### Extracted material
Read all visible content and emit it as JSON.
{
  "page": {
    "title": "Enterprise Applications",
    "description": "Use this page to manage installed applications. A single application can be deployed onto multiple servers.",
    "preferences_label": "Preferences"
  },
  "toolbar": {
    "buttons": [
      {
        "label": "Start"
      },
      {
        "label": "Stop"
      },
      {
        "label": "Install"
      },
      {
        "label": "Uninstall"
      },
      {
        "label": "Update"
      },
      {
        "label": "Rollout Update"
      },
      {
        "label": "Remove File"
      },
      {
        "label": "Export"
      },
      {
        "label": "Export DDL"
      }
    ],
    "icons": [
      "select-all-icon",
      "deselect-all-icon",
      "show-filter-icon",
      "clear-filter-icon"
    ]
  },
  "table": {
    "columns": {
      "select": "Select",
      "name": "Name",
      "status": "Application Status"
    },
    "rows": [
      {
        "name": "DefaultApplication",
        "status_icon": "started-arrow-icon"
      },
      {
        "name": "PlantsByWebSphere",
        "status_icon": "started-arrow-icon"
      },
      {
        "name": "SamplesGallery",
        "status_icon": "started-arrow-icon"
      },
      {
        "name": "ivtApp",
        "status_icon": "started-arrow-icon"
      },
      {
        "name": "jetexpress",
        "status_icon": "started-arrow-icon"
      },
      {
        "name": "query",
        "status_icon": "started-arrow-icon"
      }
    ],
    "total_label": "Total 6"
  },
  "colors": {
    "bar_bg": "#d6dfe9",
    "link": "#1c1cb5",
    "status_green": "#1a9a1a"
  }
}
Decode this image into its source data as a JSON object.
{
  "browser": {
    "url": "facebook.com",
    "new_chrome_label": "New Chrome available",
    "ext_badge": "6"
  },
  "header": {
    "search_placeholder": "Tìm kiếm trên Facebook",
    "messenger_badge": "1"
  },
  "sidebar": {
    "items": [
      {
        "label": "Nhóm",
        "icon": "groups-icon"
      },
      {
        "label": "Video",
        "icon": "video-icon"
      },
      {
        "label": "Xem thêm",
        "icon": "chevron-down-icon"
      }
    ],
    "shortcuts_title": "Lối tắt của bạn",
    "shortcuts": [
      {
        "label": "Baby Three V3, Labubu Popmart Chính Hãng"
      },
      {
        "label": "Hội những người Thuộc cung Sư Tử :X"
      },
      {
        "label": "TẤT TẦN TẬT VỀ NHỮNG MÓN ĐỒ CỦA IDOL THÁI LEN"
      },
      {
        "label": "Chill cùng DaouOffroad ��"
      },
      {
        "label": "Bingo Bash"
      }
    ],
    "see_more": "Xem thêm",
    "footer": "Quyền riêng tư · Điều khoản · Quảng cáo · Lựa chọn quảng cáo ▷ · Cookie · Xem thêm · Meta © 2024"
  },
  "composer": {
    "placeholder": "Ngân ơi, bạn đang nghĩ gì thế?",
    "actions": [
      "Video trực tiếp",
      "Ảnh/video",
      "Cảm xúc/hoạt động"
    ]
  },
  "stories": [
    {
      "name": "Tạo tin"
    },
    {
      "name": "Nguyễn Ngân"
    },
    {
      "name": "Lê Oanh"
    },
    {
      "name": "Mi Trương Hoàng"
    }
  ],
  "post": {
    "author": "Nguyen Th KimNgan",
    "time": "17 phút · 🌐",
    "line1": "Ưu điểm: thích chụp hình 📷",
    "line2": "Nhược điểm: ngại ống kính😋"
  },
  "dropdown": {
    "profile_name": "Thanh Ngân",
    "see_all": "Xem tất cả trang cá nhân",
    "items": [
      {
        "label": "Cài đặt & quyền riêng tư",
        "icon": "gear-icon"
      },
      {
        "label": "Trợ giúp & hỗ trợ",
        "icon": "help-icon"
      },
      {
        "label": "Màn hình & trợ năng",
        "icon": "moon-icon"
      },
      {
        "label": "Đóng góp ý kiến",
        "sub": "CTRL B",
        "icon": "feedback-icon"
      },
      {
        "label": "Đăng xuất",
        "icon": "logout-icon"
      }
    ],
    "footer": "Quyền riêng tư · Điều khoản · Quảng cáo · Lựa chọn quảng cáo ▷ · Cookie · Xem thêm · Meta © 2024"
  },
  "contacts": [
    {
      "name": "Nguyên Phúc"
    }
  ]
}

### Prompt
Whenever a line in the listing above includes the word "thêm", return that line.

### Response area
        "label": "Xem thêm",
    "see_more": "Xem thêm",
    "footer": "Quyền riêng tư · Điều khoản · Quảng cáo · Lựa chọn quảng cáo ▷ · Cookie · Xem thêm · Meta © 2024"
    "footer": "Quyền riêng tư · Điều khoản · Quảng cáo · Lựa chọn quảng cáo ▷ · Cookie · Xem thêm · Meta © 2024"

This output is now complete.